I finished it a little bit disappointed, feeling like I knew some interesting facts about how focus works and can work, but without much in the way of useful information about how to increase my own focus.

I already knew that mindfulness is a good and valuable skill to train. I already knew that certain video games targeted at brain functions could train the brain in good ways rather than bad–I’ve used Lumosity, an online arcade of “good” video games since 2012 (with inconclusive results).

And I needed a couple of days to recover from Goleman’s report of the shocking “Dunedin Study” which basically showed that without willpower, there is a very good scientific chance a person is screwed for life–poverty and depression at best, criminality at worst.
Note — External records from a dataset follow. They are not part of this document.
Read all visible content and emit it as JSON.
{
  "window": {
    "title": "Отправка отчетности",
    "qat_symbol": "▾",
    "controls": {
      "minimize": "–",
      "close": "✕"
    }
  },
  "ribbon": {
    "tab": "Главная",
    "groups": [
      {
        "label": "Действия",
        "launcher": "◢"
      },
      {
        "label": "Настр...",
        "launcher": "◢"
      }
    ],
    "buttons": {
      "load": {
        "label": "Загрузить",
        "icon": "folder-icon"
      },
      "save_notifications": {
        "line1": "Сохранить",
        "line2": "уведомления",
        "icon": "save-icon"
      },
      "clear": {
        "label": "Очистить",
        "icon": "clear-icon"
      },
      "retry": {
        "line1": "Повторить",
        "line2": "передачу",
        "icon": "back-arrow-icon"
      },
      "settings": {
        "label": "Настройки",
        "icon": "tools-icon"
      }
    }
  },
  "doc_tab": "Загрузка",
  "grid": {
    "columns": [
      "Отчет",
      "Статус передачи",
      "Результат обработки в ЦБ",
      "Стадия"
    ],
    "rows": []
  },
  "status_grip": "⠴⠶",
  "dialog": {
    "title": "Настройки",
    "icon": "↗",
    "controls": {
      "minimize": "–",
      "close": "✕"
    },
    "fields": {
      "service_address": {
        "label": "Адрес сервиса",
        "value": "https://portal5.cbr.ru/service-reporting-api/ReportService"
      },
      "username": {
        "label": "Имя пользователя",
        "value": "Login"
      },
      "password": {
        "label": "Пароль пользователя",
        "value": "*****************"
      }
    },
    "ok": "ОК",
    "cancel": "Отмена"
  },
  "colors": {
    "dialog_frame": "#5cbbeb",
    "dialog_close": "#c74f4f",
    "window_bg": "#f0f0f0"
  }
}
Definitely plausible, but very hard to swallow as a person who has struggled with willpower for thirty years.

But perhaps that’s unfair–perhaps I came to it with too much expectation that it would provide me with neatly-packaged self-help platitudes and programs.

Goleman is a deep-thinker type, with his motivation for writing split–I’m speculating–30%/70% between actively improving readers’ lives, and passively sharing some really interesting thoughts and research.

And some of it is indeed really interesting. The analysis of “top-down” vs. “bottom-up” brain processing is applicable many times over the course of every day. (Although it’s also covered in slightly different terminology in Charles Duhigg’s “The Power of Habit”).

Also good–though like Dunedin, also worrisome to anyone who’s not a superstar at something–is his discussion of how the value of practice is largely negated if the practicer is daydreaming or doing whatever it is imperfectly.

Finally, there is the funny meta-problem that many reviewers on Amazon rightly point out, that the book itself is somewhat unfocused.

It seems to roughly follow a “small to large” progression, starting with the inside-the-brain processes, and ostensibly “zooming out” to look at how focus works on larger scales like person-to-person, then analyzing large data systems, and so on.

But the transitions between sections are far from smooth or intuitive, and there were a couple of times when I wondered if I was still reading the same book. Then again, maybe I wasn’t focusing.

And while this isn’t an issue for me, Goleman concludes on a slightly political note by arguing that the highest form of focus humankind could muster right now is to stop doing things like harming the planet and increasing the wealth gap.

These may indeed be very important to deal with, but it seems incongruous with a totally even-handed look at “The Hidden Driver of Excellence”.

Books, grammar, usage, copywriting, productivity.